BEGIN Dataset excerpts

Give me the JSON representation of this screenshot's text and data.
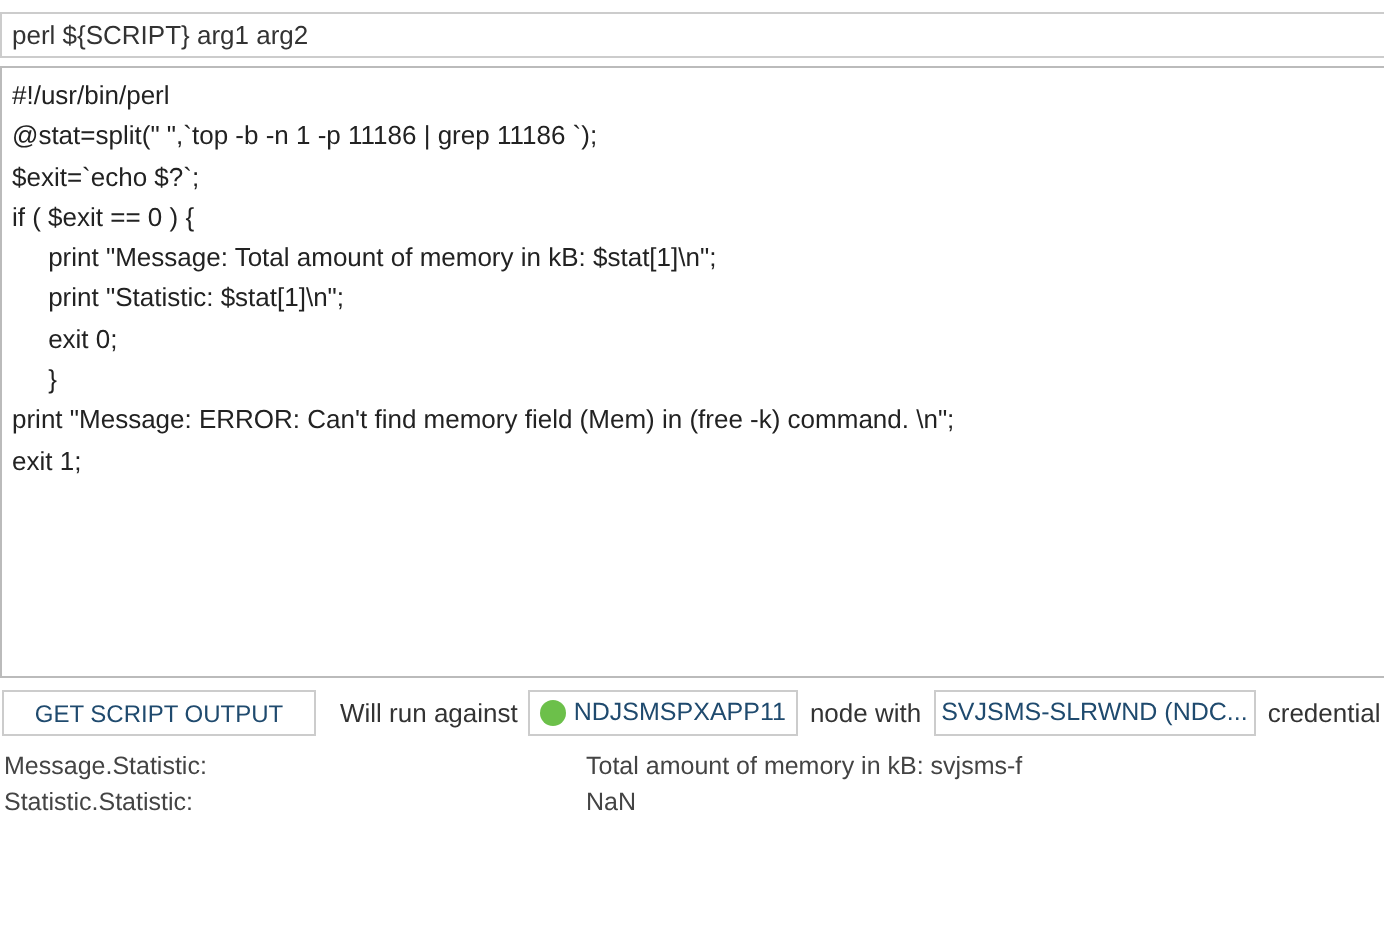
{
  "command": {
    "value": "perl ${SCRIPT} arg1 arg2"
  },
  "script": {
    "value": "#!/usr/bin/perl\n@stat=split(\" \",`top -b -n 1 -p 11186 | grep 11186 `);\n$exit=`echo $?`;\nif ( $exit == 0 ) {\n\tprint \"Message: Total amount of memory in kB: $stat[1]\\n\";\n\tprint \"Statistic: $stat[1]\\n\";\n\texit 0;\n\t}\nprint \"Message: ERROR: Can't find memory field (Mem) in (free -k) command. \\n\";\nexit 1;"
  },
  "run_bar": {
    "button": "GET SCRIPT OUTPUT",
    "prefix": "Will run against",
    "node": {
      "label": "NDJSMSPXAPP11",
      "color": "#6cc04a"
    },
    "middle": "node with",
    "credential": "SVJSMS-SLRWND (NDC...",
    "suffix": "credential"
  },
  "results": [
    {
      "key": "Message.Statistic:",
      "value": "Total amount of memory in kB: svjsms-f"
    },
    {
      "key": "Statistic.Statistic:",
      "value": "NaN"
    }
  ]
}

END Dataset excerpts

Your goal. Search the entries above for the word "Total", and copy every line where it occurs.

Output below.
    "value": "#!/usr/bin/perl\n@stat=split(\" \",`top -b -n 1 -p 11186 | grep 11186 `);\n$exit=`echo $?`;\nif ( $exit == 0 ) {\n\tprint \"Message: Total amount of memory in kB: $stat[1]\\n\";\n\tprint \"Statistic: $stat[1]\\n\";\n\texit 0;\n\t}\nprint \"Message: ERROR: Can't find memory field (Mem) in (free -k) command. \\n\";\nexit 1;"
      "value": "Total amount of memory in kB: svjsms-f"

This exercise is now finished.